Input material

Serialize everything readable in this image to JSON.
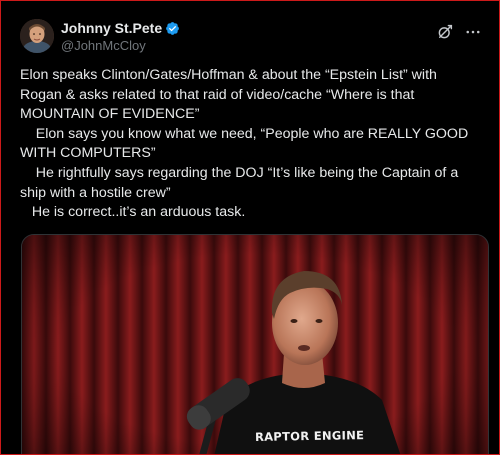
{
  "tweet": {
    "author": {
      "display_name": "Johnny St.Pete",
      "handle": "@JohnMcCloy",
      "verified": true
    },
    "text": "Elon speaks Clinton/Gates/Hoffman & about the “Epstein List” with Rogan & asks related to that raid of video/cache “Where is that MOUNTAIN OF EVIDENCE”\n    Elon says you know what we need, “People who are REALLY GOOD WITH COMPUTERS”\n    He rightfully says regarding the DOJ “It’s like being the Captain of a ship with a hostile crew”\n   He is correct..it’s an arduous task.",
    "media": {
      "shirt_text": "RAPTOR ENGINE"
    }
  },
  "icons": {
    "verified": "verified-badge-icon",
    "grok": "grok-icon",
    "more": "more-icon"
  },
  "colors": {
    "background": "#000000",
    "text": "#e7e9ea",
    "secondary_text": "#71767b",
    "verified_blue": "#1d9bf0",
    "frame_border": "#cc1a1a"
  }
}
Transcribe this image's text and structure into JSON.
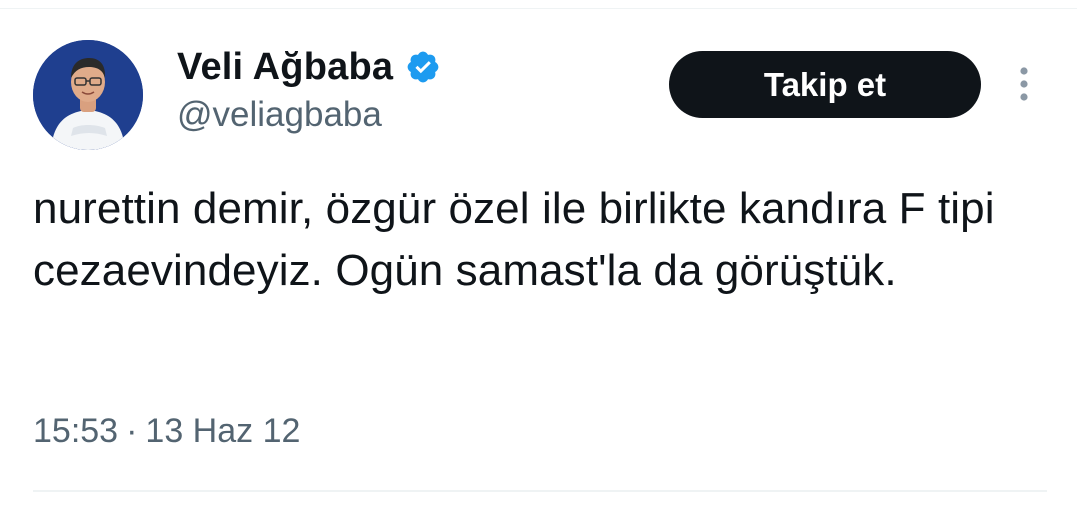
{
  "tweet": {
    "author": {
      "display_name": "Veli Ağbaba",
      "handle": "@veliagbaba",
      "verified": true,
      "verified_icon": "verified-badge-icon",
      "verified_color": "#1d9bf0"
    },
    "follow_label": "Takip et",
    "more_icon": "more-vertical-icon",
    "text": "nurettin demir, özgür özel ile birlikte kandıra F tipi cezaevindeyiz. Ogün samast'la da görüştük.",
    "time": "15:53",
    "separator": "·",
    "date": "13 Haz 12"
  }
}
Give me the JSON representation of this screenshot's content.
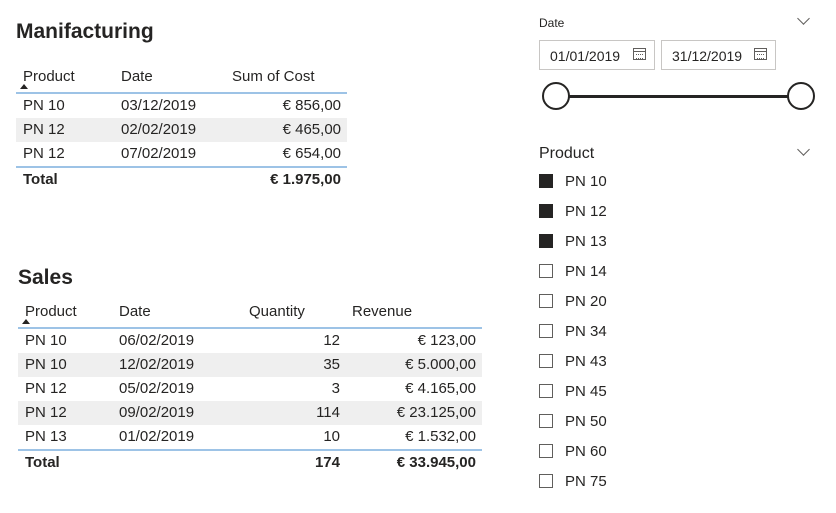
{
  "manufacturing": {
    "title": "Manifacturing",
    "columns": [
      "Product",
      "Date",
      "Sum of Cost"
    ],
    "rows": [
      [
        "PN 10",
        "03/12/2019",
        "€ 856,00"
      ],
      [
        "PN 12",
        "02/02/2019",
        "€ 465,00"
      ],
      [
        "PN 12",
        "07/02/2019",
        "€ 654,00"
      ]
    ],
    "total": {
      "label": "Total",
      "cost": "€ 1.975,00"
    },
    "sort_column": "Product",
    "sort_direction": "ascending"
  },
  "sales": {
    "title": "Sales",
    "columns": [
      "Product",
      "Date",
      "Quantity",
      "Revenue"
    ],
    "rows": [
      [
        "PN 10",
        "06/02/2019",
        "12",
        "€ 123,00"
      ],
      [
        "PN 10",
        "12/02/2019",
        "35",
        "€ 5.000,00"
      ],
      [
        "PN 12",
        "05/02/2019",
        "3",
        "€ 4.165,00"
      ],
      [
        "PN 12",
        "09/02/2019",
        "114",
        "€ 23.125,00"
      ],
      [
        "PN 13",
        "01/02/2019",
        "10",
        "€ 1.532,00"
      ]
    ],
    "total": {
      "label": "Total",
      "quantity": "174",
      "revenue": "€ 33.945,00"
    },
    "sort_column": "Product",
    "sort_direction": "ascending"
  },
  "date_slicer": {
    "title": "Date",
    "start": "01/01/2019",
    "end": "31/12/2019",
    "range_start_fraction": 0,
    "range_end_fraction": 1
  },
  "product_slicer": {
    "title": "Product",
    "items": [
      {
        "label": "PN 10",
        "checked": true
      },
      {
        "label": "PN 12",
        "checked": true
      },
      {
        "label": "PN 13",
        "checked": true
      },
      {
        "label": "PN 14",
        "checked": false
      },
      {
        "label": "PN 20",
        "checked": false
      },
      {
        "label": "PN 34",
        "checked": false
      },
      {
        "label": "PN 43",
        "checked": false
      },
      {
        "label": "PN 45",
        "checked": false
      },
      {
        "label": "PN 50",
        "checked": false
      },
      {
        "label": "PN 60",
        "checked": false
      },
      {
        "label": "PN 75",
        "checked": false
      }
    ]
  },
  "colors": {
    "header_rule": "#9dc3e6",
    "alt_row": "#efefef",
    "text": "#252423",
    "checked": "#252423"
  }
}
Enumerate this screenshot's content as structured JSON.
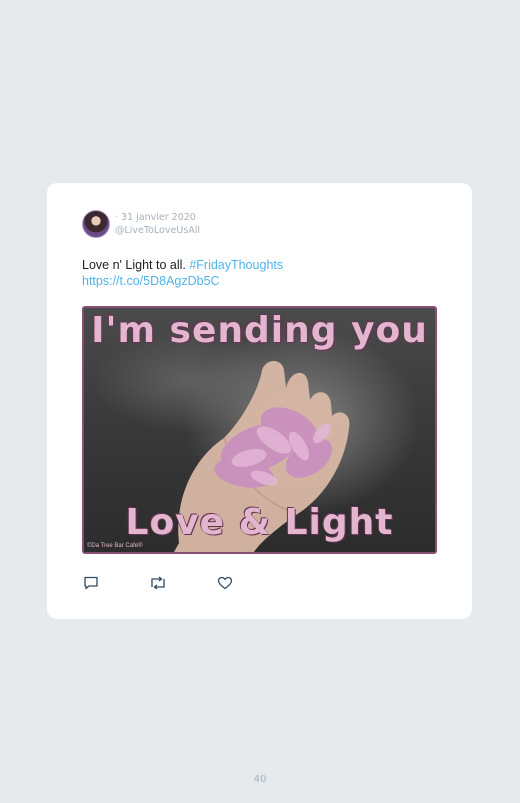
{
  "tweet": {
    "date": "· 31 janvier 2020",
    "handle": "@LiveToLoveUsAll",
    "text_plain": "Love n' Light to all. ",
    "hashtag": "#FridayThoughts",
    "link": "https://t.co/5D8AgzDb5C",
    "media": {
      "top_text": "I'm sending you",
      "bottom_text": "Love & Light",
      "credit": "©Da Tree Bar Cafe®"
    }
  },
  "actions": [
    "reply-icon",
    "retweet-icon",
    "like-icon"
  ],
  "colors": {
    "background": "#e6eaed",
    "card": "#ffffff",
    "link": "#4fb3ea",
    "muted": "#a7b2bc"
  },
  "page": {
    "number": "40"
  }
}
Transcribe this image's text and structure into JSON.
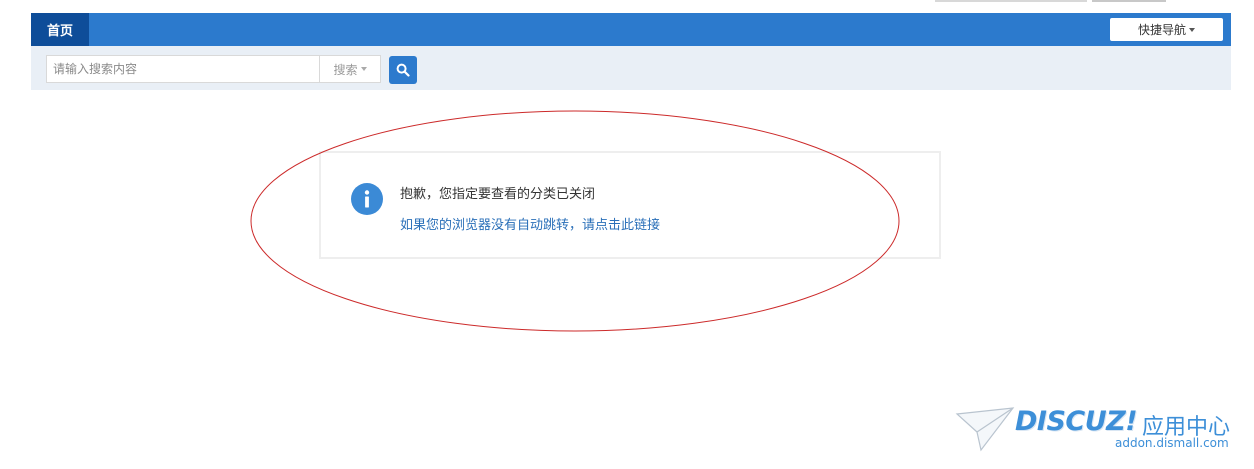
{
  "navbar": {
    "home_label": "首页",
    "quick_nav_label": "快捷导航"
  },
  "search": {
    "placeholder": "请输入搜索内容",
    "type_label": "搜索"
  },
  "message": {
    "text": "抱歉，您指定要查看的分类已关闭",
    "link_text": "如果您的浏览器没有自动跳转，请点击此链接"
  },
  "watermark": {
    "brand": "DISCUZ!",
    "cn": "应用中心",
    "url": "addon.dismall.com"
  },
  "colors": {
    "navbar": "#2c7acd",
    "nav_home_active": "#0e4d99",
    "search_area": "#e9eff6",
    "info_icon": "#3b8ad6",
    "link": "#2a6fb8",
    "annotation_ellipse": "#cc2a2a"
  }
}
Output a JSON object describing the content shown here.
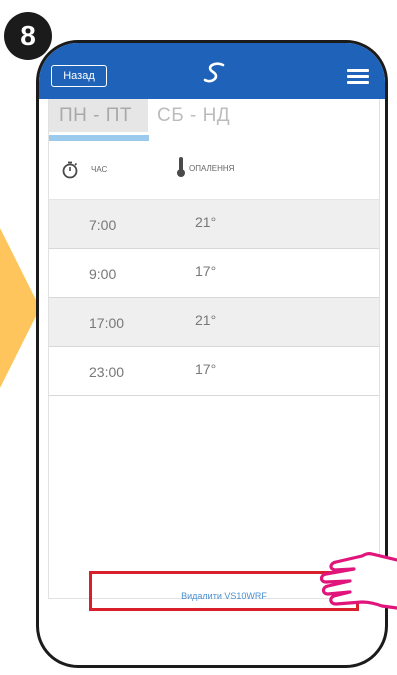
{
  "step": {
    "number": "8"
  },
  "header": {
    "back_label": "Назад",
    "logo_icon": "salus-logo-icon",
    "menu_icon": "hamburger-menu-icon",
    "color": "#1e63b9"
  },
  "tabs": [
    {
      "label": "ПН - ПТ",
      "active": true
    },
    {
      "label": "СБ - НД",
      "active": false
    }
  ],
  "table": {
    "col_time": "ЧАС",
    "col_heating": "ОПАЛЕННЯ",
    "rows": [
      {
        "time": "7:00",
        "temp": "21°"
      },
      {
        "time": "9:00",
        "temp": "17°"
      },
      {
        "time": "17:00",
        "temp": "21°"
      },
      {
        "time": "23:00",
        "temp": "17°"
      }
    ]
  },
  "actions": {
    "edit_icon": "pencil-icon",
    "delete_label": "Видалити VS10WRF"
  },
  "colors": {
    "accent": "#1e63b9",
    "highlight": "#d8202d",
    "pointer": "#fec55d",
    "hand_outline": "#e0147a"
  }
}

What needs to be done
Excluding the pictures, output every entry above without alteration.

Result
Serialize everything readable in this image to JSON.
{
  "tweet": {
    "author": {
      "display_name": "Johnny St.Pete",
      "handle": "@JohnMcCloy",
      "verified": true
    },
    "text": "Elon speaks Clinton/Gates/Hoffman & about the “Epstein List” with Rogan & asks related to that raid of video/cache “Where is that MOUNTAIN OF EVIDENCE”\n    Elon says you know what we need, “People who are REALLY GOOD WITH COMPUTERS”\n    He rightfully says regarding the DOJ “It’s like being the Captain of a ship with a hostile crew”\n   He is correct..it’s an arduous task.",
    "media": {
      "shirt_text": "RAPTOR ENGINE"
    }
  },
  "icons": {
    "verified": "verified-badge-icon",
    "grok": "grok-icon",
    "more": "more-icon"
  },
  "colors": {
    "background": "#000000",
    "text": "#e7e9ea",
    "secondary_text": "#71767b",
    "verified_blue": "#1d9bf0",
    "frame_border": "#cc1a1a"
  }
}
Transcribe this image's text and structure into JSON.
{
  "tweet": {
    "author": {
      "display_name": "Veli Ağbaba",
      "handle": "@veliagbaba",
      "verified": true,
      "verified_icon": "verified-badge-icon",
      "verified_color": "#1d9bf0"
    },
    "follow_label": "Takip et",
    "more_icon": "more-vertical-icon",
    "text": "nurettin demir, özgür özel ile birlikte kandıra F tipi cezaevindeyiz. Ogün samast'la da görüştük.",
    "time": "15:53",
    "separator": "·",
    "date": "13 Haz 12"
  }
}
Give me the JSON representation of this screenshot's content.
{
  "manufacturing": {
    "title": "Manifacturing",
    "columns": [
      "Product",
      "Date",
      "Sum of Cost"
    ],
    "rows": [
      [
        "PN 10",
        "03/12/2019",
        "€ 856,00"
      ],
      [
        "PN 12",
        "02/02/2019",
        "€ 465,00"
      ],
      [
        "PN 12",
        "07/02/2019",
        "€ 654,00"
      ]
    ],
    "total": {
      "label": "Total",
      "cost": "€ 1.975,00"
    },
    "sort_column": "Product",
    "sort_direction": "ascending"
  },
  "sales": {
    "title": "Sales",
    "columns": [
      "Product",
      "Date",
      "Quantity",
      "Revenue"
    ],
    "rows": [
      [
        "PN 10",
        "06/02/2019",
        "12",
        "€ 123,00"
      ],
      [
        "PN 10",
        "12/02/2019",
        "35",
        "€ 5.000,00"
      ],
      [
        "PN 12",
        "05/02/2019",
        "3",
        "€ 4.165,00"
      ],
      [
        "PN 12",
        "09/02/2019",
        "114",
        "€ 23.125,00"
      ],
      [
        "PN 13",
        "01/02/2019",
        "10",
        "€ 1.532,00"
      ]
    ],
    "total": {
      "label": "Total",
      "quantity": "174",
      "revenue": "€ 33.945,00"
    },
    "sort_column": "Product",
    "sort_direction": "ascending"
  },
  "date_slicer": {
    "title": "Date",
    "start": "01/01/2019",
    "end": "31/12/2019",
    "range_start_fraction": 0,
    "range_end_fraction": 1
  },
  "product_slicer": {
    "title": "Product",
    "items": [
      {
        "label": "PN 10",
        "checked": true
      },
      {
        "label": "PN 12",
        "checked": true
      },
      {
        "label": "PN 13",
        "checked": true
      },
      {
        "label": "PN 14",
        "checked": false
      },
      {
        "label": "PN 20",
        "checked": false
      },
      {
        "label": "PN 34",
        "checked": false
      },
      {
        "label": "PN 43",
        "checked": false
      },
      {
        "label": "PN 45",
        "checked": false
      },
      {
        "label": "PN 50",
        "checked": false
      },
      {
        "label": "PN 60",
        "checked": false
      },
      {
        "label": "PN 75",
        "checked": false
      }
    ]
  },
  "colors": {
    "header_rule": "#9dc3e6",
    "alt_row": "#efefef",
    "text": "#252423",
    "checked": "#252423"
  }
}
Enumerate this screenshot's content as structured JSON.
{
  "tweet": {
    "date": "· 31 janvier 2020",
    "handle": "@LiveToLoveUsAll",
    "text_plain": "Love n' Light to all. ",
    "hashtag": "#FridayThoughts",
    "link": "https://t.co/5D8AgzDb5C",
    "media": {
      "top_text": "I'm sending you",
      "bottom_text": "Love & Light",
      "credit": "©Da Tree Bar Cafe®"
    }
  },
  "actions": [
    "reply-icon",
    "retweet-icon",
    "like-icon"
  ],
  "colors": {
    "background": "#e6eaed",
    "card": "#ffffff",
    "link": "#4fb3ea",
    "muted": "#a7b2bc"
  },
  "page": {
    "number": "40"
  }
}
Transcribe this image's text and structure into JSON.
{
  "navbar": {
    "home_label": "首页",
    "quick_nav_label": "快捷导航"
  },
  "search": {
    "placeholder": "请输入搜索内容",
    "type_label": "搜索"
  },
  "message": {
    "text": "抱歉，您指定要查看的分类已关闭",
    "link_text": "如果您的浏览器没有自动跳转，请点击此链接"
  },
  "watermark": {
    "brand": "DISCUZ!",
    "cn": "应用中心",
    "url": "addon.dismall.com"
  },
  "colors": {
    "navbar": "#2c7acd",
    "nav_home_active": "#0e4d99",
    "search_area": "#e9eff6",
    "info_icon": "#3b8ad6",
    "link": "#2a6fb8",
    "annotation_ellipse": "#cc2a2a"
  }
}
Output a JSON object describing the content shown here.
{
  "step": {
    "number": "8"
  },
  "header": {
    "back_label": "Назад",
    "logo_icon": "salus-logo-icon",
    "menu_icon": "hamburger-menu-icon",
    "color": "#1e63b9"
  },
  "tabs": [
    {
      "label": "ПН - ПТ",
      "active": true
    },
    {
      "label": "СБ - НД",
      "active": false
    }
  ],
  "table": {
    "col_time": "ЧАС",
    "col_heating": "ОПАЛЕННЯ",
    "rows": [
      {
        "time": "7:00",
        "temp": "21°"
      },
      {
        "time": "9:00",
        "temp": "17°"
      },
      {
        "time": "17:00",
        "temp": "21°"
      },
      {
        "time": "23:00",
        "temp": "17°"
      }
    ]
  },
  "actions": {
    "edit_icon": "pencil-icon",
    "delete_label": "Видалити VS10WRF"
  },
  "colors": {
    "accent": "#1e63b9",
    "highlight": "#d8202d",
    "pointer": "#fec55d",
    "hand_outline": "#e0147a"
  }
}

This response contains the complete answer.